Exercise details:
Omitting the pictures, restate all of the entries below exactly.

Records from a dataset:
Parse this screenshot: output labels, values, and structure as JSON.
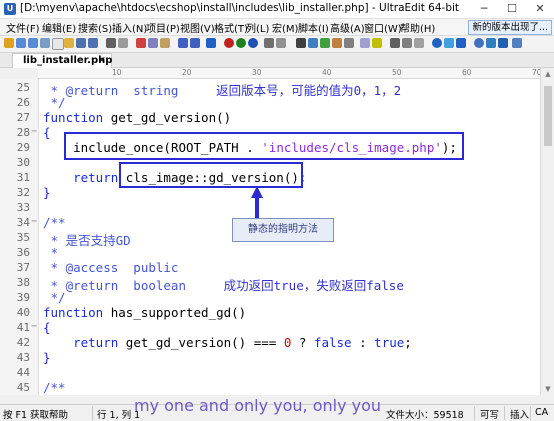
{
  "window": {
    "title": "[D:\\myenv\\apache\\htdocs\\ecshop\\install\\includes\\lib_installer.php] - UltraEdit 64-bit",
    "min": "─",
    "max": "☐",
    "close": "✕"
  },
  "menu": [
    "文件(F)",
    "编辑(E)",
    "搜索(S)",
    "插入(N)",
    "项目(P)",
    "视图(V)",
    "格式(T)",
    "列(L)",
    "宏(M)",
    "脚本(I)",
    "高级(A)",
    "窗口(W)",
    "帮助(H)"
  ],
  "new_version": "新的版本出现了...",
  "tab": {
    "label": "lib_installer.php",
    "close": "×"
  },
  "ruler": [
    "10",
    "20",
    "30",
    "40",
    "50",
    "60",
    "70",
    "80"
  ],
  "line_numbers": [
    "25",
    "26",
    "27",
    "28",
    "29",
    "30",
    "31",
    "32",
    "33",
    "34",
    "35",
    "36",
    "37",
    "38",
    "39",
    "40",
    "41",
    "42",
    "43",
    "44",
    "45"
  ],
  "code": {
    "l25": {
      "a": " * @return  string     ",
      "b": "返回版本号，可能的值为0，1，2"
    },
    "l26": " */",
    "l27": {
      "kw": "function",
      "rest": " get_gd_version()"
    },
    "l28": "{",
    "l29": {
      "pre": "    ",
      "fn": "include_once",
      "p1": "(ROOT_PATH . ",
      "str": "'includes/cls_image.php'",
      "p2": ");"
    },
    "l30": "",
    "l31": {
      "pre": "    ",
      "kw": "return",
      "rest": " cls_image::gd_version();"
    },
    "l32": "}",
    "l33": "",
    "l34": "/**",
    "l35": {
      "a": " * 是否支持GD"
    },
    "l36": " *",
    "l37": " * @access  public",
    "l38": {
      "a": " * @return  boolean     ",
      "b": "成功返回true，失败返回false"
    },
    "l39": " */",
    "l40": {
      "kw": "function",
      "rest": " has_supported_gd()"
    },
    "l41": "{",
    "l42": {
      "pre": "    ",
      "kw": "return",
      "p1": " get_gd_version() === ",
      "num": "0",
      "p2": " ? ",
      "k2": "false",
      "p3": " : ",
      "k3": "true",
      "p4": ";"
    },
    "l43": "}",
    "l44": "",
    "l45": "/**"
  },
  "callout": "静态的指明方法",
  "status": {
    "help": "按 F1 获取帮助",
    "pos": "行 1, 列 1",
    "size": "文件大小：59518",
    "rw": "可写",
    "ins": "插入",
    "caps": "CA"
  },
  "watermark": "my one and only you, only you",
  "colors": {
    "keyword": "#1a2bd0",
    "comment": "#4455d8",
    "string": "#8a2be2",
    "number": "#d40000",
    "annotation_box": "#2b2bd6"
  }
}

Exercise result:
Parse this screenshot: output labels, values, and structure as JSON.
{
  "window": {
    "title": "[D:\\myenv\\apache\\htdocs\\ecshop\\install\\includes\\lib_installer.php] - UltraEdit 64-bit",
    "min": "─",
    "max": "☐",
    "close": "✕"
  },
  "menu": [
    "文件(F)",
    "编辑(E)",
    "搜索(S)",
    "插入(N)",
    "项目(P)",
    "视图(V)",
    "格式(T)",
    "列(L)",
    "宏(M)",
    "脚本(I)",
    "高级(A)",
    "窗口(W)",
    "帮助(H)"
  ],
  "new_version": "新的版本出现了...",
  "tab": {
    "label": "lib_installer.php",
    "close": "×"
  },
  "ruler": [
    "10",
    "20",
    "30",
    "40",
    "50",
    "60",
    "70",
    "80"
  ],
  "line_numbers": [
    "25",
    "26",
    "27",
    "28",
    "29",
    "30",
    "31",
    "32",
    "33",
    "34",
    "35",
    "36",
    "37",
    "38",
    "39",
    "40",
    "41",
    "42",
    "43",
    "44",
    "45"
  ],
  "code": {
    "l25": {
      "a": " * @return  string     ",
      "b": "返回版本号，可能的值为0，1，2"
    },
    "l26": " */",
    "l27": {
      "kw": "function",
      "rest": " get_gd_version()"
    },
    "l28": "{",
    "l29": {
      "pre": "    ",
      "fn": "include_once",
      "p1": "(ROOT_PATH . ",
      "str": "'includes/cls_image.php'",
      "p2": ");"
    },
    "l30": "",
    "l31": {
      "pre": "    ",
      "kw": "return",
      "rest": " cls_image::gd_version();"
    },
    "l32": "}",
    "l33": "",
    "l34": "/**",
    "l35": {
      "a": " * 是否支持GD"
    },
    "l36": " *",
    "l37": " * @access  public",
    "l38": {
      "a": " * @return  boolean     ",
      "b": "成功返回true，失败返回false"
    },
    "l39": " */",
    "l40": {
      "kw": "function",
      "rest": " has_supported_gd()"
    },
    "l41": "{",
    "l42": {
      "pre": "    ",
      "kw": "return",
      "p1": " get_gd_version() === ",
      "num": "0",
      "p2": " ? ",
      "k2": "false",
      "p3": " : ",
      "k3": "true",
      "p4": ";"
    },
    "l43": "}",
    "l44": "",
    "l45": "/**"
  },
  "callout": "静态的指明方法",
  "status": {
    "help": "按 F1 获取帮助",
    "pos": "行 1, 列 1",
    "size": "文件大小：59518",
    "rw": "可写",
    "ins": "插入",
    "caps": "CA"
  },
  "watermark": "my one and only you, only you",
  "colors": {
    "keyword": "#1a2bd0",
    "comment": "#4455d8",
    "string": "#8a2be2",
    "number": "#d40000",
    "annotation_box": "#2b2bd6"
  }
}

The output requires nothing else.